Last week, the U.S. Congress passed the third stimulus bill in response to the COVID-19 pandemic. This bill primarily focused on economic relief for companies, individuals, cities, states, and tribal communities. It allocates over $2 trillion in funds for a variety of measures intended to ease the burden of COVID-19.
Some of the included measures have been in the news for weeks, including those related to individual checks for those financially impacted by the virus. But there is an element to this bill that is equally important, not only for our ability to cope with the virus now but also to permanently change our country for the better.
These emergency funds allocate $150 billion to states and territories, including $8 billion specifically for Tribal governments, for “coronavirus relief.” What that relief looks like, however, is relatively vague. If a community was financially impacted by the pandemic between March and December of this year, in a way that they did not originally anticipate in their budgets, this fund covers most of those expenses.
And what is one of the biggest impacts we’ve seen? Millions of people have been forced to isolate themselves at home and carry out their daily lives as best as possible.
Employees are working from home in record numbers. Students are being forced to leave their schools or dorms to finish the semester using only distance learning. Telemedicine requests are through the roof as hospitals and clinics try to help as many patients as possible without exposing them, or their facilities, to the virus.
If it wasn’t clear before the pandemic struck, it should be now – the Internet is essential to daily life and without it, individuals cannot participate in modern society.
This has put unprecedent (but not unmanageable) pressure on existing networks to increase their capacity and capabilities. The urgent need to deploy in un- or under-served areas can be felt everywhere, and both large and small providers alike are doing their best to connect as many people as possible. But for those without access, especially in areas where the necessary infrastructure doesn’t exist, the CARE Act provides an opportunity to take a big step towards the digital divide for good.
Communities have been building their own networks to suit their needs for decades. Examples can be found in cities as large as NYC and as remote as the Havasupai Nation at the bottom of the Grand Canyon. There are hundreds of examples across the United States, experts dedicated to supporting these deployments and trainings to teach community members how to do it themselves.
The Covid-19 response bills are a once in a lifetime (I hope!) opportunity to truly close the digital divide once and for all. It is critical that local and state government officials take this chance to deploy networks as quickly as they can to get their communities online, not only so that they can carry out their normal lives as much as possible, but also so that they can participate in the thousands of new resources that will exist after lockdowns have been lifted.

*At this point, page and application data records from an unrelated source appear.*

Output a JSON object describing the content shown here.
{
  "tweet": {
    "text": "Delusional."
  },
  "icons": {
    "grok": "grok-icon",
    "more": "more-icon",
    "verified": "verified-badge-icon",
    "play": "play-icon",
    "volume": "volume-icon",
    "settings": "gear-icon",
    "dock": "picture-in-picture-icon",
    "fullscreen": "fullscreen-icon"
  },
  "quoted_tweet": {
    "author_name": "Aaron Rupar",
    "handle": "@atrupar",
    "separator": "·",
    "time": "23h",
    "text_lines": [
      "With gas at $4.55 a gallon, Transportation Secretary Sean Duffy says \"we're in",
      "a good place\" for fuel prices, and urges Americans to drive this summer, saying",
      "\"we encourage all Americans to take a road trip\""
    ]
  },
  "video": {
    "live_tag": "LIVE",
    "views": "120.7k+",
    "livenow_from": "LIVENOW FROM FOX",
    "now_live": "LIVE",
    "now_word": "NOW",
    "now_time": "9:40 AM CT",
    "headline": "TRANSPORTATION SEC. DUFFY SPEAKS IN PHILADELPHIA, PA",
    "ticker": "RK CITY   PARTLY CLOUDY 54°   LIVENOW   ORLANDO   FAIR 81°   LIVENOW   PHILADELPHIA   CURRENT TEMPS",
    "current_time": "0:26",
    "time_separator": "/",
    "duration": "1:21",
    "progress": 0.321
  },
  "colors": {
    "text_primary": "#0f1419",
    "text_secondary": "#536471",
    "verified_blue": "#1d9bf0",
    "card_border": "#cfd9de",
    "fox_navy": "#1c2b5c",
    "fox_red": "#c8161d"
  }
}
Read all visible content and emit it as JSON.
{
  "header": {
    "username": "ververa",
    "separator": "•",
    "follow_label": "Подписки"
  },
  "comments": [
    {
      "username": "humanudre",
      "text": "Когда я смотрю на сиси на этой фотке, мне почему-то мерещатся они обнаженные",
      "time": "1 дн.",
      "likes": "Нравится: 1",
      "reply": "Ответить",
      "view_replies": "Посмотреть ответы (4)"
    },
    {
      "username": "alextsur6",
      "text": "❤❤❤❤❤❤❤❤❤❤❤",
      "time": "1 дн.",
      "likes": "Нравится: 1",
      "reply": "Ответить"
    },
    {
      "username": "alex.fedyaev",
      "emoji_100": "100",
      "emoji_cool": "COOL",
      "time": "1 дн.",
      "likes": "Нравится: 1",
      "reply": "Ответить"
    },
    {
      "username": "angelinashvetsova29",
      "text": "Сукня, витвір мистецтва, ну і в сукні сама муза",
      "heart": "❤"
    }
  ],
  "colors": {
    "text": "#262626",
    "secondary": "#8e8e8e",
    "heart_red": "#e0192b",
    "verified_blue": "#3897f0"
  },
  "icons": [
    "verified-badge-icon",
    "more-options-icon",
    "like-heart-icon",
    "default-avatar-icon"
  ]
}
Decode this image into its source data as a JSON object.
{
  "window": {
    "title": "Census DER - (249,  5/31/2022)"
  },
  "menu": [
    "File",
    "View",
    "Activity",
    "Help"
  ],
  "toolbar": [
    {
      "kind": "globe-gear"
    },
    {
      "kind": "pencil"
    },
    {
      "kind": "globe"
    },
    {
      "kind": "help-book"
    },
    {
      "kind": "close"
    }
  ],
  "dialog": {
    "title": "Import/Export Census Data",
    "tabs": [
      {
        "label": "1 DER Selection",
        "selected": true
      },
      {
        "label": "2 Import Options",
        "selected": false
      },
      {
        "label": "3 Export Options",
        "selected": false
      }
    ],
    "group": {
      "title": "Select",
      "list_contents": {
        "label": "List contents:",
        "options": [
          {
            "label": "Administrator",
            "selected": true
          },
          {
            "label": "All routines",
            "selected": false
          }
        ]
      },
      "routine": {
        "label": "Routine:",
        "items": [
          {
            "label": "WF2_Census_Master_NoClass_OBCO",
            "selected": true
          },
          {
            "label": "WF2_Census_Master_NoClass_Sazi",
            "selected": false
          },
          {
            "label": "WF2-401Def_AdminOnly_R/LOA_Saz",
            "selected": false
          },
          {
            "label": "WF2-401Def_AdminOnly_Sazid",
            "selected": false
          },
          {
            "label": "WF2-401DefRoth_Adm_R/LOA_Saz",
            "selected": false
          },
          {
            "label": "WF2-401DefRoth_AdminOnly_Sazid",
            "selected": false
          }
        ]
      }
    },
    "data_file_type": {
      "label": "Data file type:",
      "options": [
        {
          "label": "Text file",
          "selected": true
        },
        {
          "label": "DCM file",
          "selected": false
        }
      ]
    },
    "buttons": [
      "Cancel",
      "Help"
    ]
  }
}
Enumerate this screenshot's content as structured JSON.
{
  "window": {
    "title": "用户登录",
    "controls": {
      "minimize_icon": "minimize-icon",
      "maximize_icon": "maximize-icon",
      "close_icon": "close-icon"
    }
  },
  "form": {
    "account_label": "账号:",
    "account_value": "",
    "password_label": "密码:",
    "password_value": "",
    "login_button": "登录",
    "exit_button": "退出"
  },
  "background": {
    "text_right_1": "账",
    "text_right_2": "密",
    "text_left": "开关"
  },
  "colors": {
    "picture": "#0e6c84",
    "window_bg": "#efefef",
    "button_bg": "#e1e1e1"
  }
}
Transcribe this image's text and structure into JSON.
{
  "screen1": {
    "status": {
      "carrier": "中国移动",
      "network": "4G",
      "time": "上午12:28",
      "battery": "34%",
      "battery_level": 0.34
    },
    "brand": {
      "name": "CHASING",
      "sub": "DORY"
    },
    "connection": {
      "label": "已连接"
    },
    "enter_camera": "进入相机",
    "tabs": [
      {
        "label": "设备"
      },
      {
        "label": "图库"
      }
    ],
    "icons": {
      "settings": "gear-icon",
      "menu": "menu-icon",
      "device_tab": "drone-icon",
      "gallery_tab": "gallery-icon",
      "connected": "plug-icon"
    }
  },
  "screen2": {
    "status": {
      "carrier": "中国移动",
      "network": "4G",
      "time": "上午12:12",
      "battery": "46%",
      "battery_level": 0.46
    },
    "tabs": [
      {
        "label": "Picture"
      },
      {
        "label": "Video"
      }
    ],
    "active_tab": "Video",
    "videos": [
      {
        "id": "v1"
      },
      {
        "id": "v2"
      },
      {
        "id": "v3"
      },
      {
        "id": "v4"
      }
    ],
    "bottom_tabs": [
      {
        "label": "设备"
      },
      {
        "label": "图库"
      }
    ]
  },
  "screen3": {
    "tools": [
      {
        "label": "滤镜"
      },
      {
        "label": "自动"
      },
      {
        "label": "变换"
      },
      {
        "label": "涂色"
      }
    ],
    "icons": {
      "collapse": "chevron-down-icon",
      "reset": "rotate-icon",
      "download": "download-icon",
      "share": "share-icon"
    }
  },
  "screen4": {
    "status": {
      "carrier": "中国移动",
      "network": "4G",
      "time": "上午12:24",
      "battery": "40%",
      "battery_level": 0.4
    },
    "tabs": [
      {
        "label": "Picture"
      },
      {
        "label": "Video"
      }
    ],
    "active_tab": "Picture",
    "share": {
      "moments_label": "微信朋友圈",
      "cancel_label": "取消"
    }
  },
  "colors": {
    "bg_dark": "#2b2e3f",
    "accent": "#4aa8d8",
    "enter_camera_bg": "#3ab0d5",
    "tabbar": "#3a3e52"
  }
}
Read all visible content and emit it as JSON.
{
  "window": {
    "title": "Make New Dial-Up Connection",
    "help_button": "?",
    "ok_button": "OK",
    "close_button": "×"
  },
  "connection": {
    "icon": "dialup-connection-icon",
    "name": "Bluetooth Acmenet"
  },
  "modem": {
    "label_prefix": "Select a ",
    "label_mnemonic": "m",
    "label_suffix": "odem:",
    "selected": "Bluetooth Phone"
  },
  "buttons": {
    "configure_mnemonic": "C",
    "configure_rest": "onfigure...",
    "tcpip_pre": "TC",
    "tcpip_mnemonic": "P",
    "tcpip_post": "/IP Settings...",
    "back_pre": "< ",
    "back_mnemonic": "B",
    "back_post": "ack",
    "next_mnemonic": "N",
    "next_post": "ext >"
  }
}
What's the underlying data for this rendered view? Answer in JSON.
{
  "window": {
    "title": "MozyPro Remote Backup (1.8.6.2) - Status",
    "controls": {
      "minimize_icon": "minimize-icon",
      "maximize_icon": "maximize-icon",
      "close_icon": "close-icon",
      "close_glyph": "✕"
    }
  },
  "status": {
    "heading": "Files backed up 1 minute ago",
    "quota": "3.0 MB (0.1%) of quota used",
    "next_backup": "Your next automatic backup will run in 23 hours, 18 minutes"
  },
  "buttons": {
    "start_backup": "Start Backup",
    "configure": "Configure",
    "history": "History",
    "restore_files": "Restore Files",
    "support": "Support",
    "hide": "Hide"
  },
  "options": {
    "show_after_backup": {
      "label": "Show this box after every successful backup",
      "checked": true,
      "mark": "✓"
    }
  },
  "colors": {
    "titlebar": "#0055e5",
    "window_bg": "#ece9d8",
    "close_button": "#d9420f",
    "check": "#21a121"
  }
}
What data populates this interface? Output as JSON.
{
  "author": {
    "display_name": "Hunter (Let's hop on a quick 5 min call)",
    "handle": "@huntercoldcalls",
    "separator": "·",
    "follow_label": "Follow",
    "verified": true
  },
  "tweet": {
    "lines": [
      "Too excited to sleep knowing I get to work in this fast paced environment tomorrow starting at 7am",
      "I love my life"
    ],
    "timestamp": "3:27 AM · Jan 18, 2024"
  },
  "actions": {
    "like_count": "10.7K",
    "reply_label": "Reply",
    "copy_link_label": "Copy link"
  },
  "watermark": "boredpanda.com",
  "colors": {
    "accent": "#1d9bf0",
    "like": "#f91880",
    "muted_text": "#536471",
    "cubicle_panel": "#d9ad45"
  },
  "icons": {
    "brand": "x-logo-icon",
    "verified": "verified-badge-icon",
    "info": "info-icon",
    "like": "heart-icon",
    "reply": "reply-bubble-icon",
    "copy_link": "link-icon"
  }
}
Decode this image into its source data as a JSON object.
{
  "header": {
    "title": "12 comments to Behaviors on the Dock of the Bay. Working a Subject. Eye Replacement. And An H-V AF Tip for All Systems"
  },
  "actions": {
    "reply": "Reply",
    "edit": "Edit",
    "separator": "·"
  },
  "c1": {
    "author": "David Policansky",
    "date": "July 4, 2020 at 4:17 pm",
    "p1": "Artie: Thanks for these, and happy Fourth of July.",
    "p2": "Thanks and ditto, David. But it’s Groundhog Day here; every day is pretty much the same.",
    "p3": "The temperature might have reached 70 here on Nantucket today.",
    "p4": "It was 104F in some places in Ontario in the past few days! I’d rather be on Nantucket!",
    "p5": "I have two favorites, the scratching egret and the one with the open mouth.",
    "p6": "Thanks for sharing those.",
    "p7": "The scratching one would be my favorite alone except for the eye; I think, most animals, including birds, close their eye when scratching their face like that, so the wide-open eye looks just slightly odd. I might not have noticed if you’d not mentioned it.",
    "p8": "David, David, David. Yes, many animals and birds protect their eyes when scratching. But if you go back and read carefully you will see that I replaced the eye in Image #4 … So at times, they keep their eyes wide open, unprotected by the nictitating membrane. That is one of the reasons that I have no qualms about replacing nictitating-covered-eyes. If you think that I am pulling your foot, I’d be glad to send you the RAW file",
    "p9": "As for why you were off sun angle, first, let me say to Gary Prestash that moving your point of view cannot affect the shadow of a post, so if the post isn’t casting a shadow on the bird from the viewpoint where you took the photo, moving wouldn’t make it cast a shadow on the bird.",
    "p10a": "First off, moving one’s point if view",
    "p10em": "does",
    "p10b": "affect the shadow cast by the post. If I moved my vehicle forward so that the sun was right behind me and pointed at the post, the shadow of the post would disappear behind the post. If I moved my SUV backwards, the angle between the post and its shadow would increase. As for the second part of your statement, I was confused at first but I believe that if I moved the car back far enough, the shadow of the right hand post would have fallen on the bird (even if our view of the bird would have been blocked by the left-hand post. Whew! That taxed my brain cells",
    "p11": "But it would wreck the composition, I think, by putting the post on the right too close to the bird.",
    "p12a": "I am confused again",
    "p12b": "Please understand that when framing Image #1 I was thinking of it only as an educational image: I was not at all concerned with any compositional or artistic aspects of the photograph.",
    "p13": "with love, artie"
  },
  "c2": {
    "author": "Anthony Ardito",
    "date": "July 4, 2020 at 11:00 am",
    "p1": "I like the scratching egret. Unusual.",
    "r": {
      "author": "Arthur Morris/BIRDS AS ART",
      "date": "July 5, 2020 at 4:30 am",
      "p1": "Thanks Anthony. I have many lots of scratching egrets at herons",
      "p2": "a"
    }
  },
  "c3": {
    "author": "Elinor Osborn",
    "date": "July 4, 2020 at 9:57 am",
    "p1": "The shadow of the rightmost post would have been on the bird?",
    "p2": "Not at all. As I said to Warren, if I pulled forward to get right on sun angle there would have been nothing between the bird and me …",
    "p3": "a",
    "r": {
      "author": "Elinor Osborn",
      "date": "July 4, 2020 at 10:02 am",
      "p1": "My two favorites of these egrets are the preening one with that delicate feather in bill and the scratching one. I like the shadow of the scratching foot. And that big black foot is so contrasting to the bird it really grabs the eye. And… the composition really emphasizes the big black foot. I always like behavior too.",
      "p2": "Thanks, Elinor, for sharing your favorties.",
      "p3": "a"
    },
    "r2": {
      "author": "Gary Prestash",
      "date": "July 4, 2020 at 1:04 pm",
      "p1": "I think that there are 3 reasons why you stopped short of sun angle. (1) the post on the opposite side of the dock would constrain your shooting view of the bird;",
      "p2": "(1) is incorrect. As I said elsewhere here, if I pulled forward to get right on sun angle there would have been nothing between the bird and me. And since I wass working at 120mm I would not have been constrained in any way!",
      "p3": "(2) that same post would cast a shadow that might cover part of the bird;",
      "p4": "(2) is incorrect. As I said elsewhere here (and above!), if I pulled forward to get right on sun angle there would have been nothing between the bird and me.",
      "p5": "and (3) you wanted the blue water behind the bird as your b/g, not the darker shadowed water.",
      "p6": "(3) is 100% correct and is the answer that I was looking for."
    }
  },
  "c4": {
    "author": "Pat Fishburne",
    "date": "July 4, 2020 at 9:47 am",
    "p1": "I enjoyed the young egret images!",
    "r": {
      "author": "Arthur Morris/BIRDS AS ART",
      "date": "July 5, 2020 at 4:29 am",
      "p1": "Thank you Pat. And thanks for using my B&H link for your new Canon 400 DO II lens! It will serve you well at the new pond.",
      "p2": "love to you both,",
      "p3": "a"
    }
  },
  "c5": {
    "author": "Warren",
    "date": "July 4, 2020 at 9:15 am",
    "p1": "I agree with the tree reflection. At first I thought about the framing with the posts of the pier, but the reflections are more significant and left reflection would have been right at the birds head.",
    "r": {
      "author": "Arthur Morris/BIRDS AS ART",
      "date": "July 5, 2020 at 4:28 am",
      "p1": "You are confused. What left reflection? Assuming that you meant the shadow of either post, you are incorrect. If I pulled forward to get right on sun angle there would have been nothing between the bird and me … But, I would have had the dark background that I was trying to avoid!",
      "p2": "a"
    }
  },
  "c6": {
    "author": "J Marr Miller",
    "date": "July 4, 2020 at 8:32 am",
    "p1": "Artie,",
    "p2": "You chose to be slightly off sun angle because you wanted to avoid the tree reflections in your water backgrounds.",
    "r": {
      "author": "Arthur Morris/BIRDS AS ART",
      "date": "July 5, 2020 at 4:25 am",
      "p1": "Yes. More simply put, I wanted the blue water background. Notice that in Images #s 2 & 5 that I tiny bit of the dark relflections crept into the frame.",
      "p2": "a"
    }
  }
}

Of all the many priorities communities are balancing today, Internet connectivity must be at the top of the list.